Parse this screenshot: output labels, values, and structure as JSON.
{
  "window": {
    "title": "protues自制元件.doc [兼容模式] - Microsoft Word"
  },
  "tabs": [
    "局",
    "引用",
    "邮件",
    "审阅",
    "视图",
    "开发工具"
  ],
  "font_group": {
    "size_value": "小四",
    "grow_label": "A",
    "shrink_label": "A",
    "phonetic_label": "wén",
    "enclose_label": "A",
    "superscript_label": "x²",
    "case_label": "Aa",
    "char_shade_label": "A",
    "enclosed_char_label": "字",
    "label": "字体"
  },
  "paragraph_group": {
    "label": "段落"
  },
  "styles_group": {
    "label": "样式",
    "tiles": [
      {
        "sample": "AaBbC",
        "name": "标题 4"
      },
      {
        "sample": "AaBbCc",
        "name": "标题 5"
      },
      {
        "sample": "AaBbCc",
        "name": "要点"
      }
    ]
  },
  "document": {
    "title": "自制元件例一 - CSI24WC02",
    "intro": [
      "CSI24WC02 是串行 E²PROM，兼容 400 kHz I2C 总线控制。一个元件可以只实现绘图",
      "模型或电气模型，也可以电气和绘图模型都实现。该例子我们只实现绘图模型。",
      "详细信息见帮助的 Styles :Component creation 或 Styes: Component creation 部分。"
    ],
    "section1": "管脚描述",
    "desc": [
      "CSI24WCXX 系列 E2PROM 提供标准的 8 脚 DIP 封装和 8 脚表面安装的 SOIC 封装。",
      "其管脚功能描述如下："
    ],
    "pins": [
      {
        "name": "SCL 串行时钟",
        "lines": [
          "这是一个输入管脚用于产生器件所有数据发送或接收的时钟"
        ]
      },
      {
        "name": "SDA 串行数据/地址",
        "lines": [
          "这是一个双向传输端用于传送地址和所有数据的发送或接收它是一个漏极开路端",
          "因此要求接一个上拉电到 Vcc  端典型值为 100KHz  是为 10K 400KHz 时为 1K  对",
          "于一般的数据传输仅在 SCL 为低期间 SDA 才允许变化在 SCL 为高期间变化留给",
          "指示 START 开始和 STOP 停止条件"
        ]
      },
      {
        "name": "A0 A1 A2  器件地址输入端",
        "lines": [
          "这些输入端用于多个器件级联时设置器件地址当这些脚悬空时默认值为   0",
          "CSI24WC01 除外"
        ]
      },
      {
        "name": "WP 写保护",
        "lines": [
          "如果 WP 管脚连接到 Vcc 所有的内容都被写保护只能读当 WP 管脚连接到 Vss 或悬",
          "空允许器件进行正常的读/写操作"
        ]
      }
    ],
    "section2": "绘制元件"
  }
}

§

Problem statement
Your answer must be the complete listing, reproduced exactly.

Response to this exercise
Parse this screenshot: output labels, values, and structure as JSON.
{
  "window": {
    "title": "protues自制元件.doc [兼容模式] - Microsoft Word"
  },
  "tabs": [
    "局",
    "引用",
    "邮件",
    "审阅",
    "视图",
    "开发工具"
  ],
  "font_group": {
    "size_value": "小四",
    "grow_label": "A",
    "shrink_label": "A",
    "phonetic_label": "wén",
    "enclose_label": "A",
    "superscript_label": "x²",
    "case_label": "Aa",
    "char_shade_label": "A",
    "enclosed_char_label": "字",
    "label": "字体"
  },
  "paragraph_group": {
    "label": "段落"
  },
  "styles_group": {
    "label": "样式",
    "tiles": [
      {
        "sample": "AaBbC",
        "name": "标题 4"
      },
      {
        "sample": "AaBbCc",
        "name": "标题 5"
      },
      {
        "sample": "AaBbCc",
        "name": "要点"
      }
    ]
  },
  "document": {
    "title": "自制元件例一 - CSI24WC02",
    "intro": [
      "CSI24WC02 是串行 E²PROM，兼容 400 kHz I2C 总线控制。一个元件可以只实现绘图",
      "模型或电气模型，也可以电气和绘图模型都实现。该例子我们只实现绘图模型。",
      "详细信息见帮助的 Styles :Component creation 或 Styes: Component creation 部分。"
    ],
    "section1": "管脚描述",
    "desc": [
      "CSI24WCXX 系列 E2PROM 提供标准的 8 脚 DIP 封装和 8 脚表面安装的 SOIC 封装。",
      "其管脚功能描述如下："
    ],
    "pins": [
      {
        "name": "SCL 串行时钟",
        "lines": [
          "这是一个输入管脚用于产生器件所有数据发送或接收的时钟"
        ]
      },
      {
        "name": "SDA 串行数据/地址",
        "lines": [
          "这是一个双向传输端用于传送地址和所有数据的发送或接收它是一个漏极开路端",
          "因此要求接一个上拉电到 Vcc  端典型值为 100KHz  是为 10K 400KHz 时为 1K  对",
          "于一般的数据传输仅在 SCL 为低期间 SDA 才允许变化在 SCL 为高期间变化留给",
          "指示 START 开始和 STOP 停止条件"
        ]
      },
      {
        "name": "A0 A1 A2  器件地址输入端",
        "lines": [
          "这些输入端用于多个器件级联时设置器件地址当这些脚悬空时默认值为   0",
          "CSI24WC01 除外"
        ]
      },
      {
        "name": "WP 写保护",
        "lines": [
          "如果 WP 管脚连接到 Vcc 所有的内容都被写保护只能读当 WP 管脚连接到 Vss 或悬",
          "空允许器件进行正常的读/写操作"
        ]
      }
    ],
    "section2": "绘制元件"
  }
}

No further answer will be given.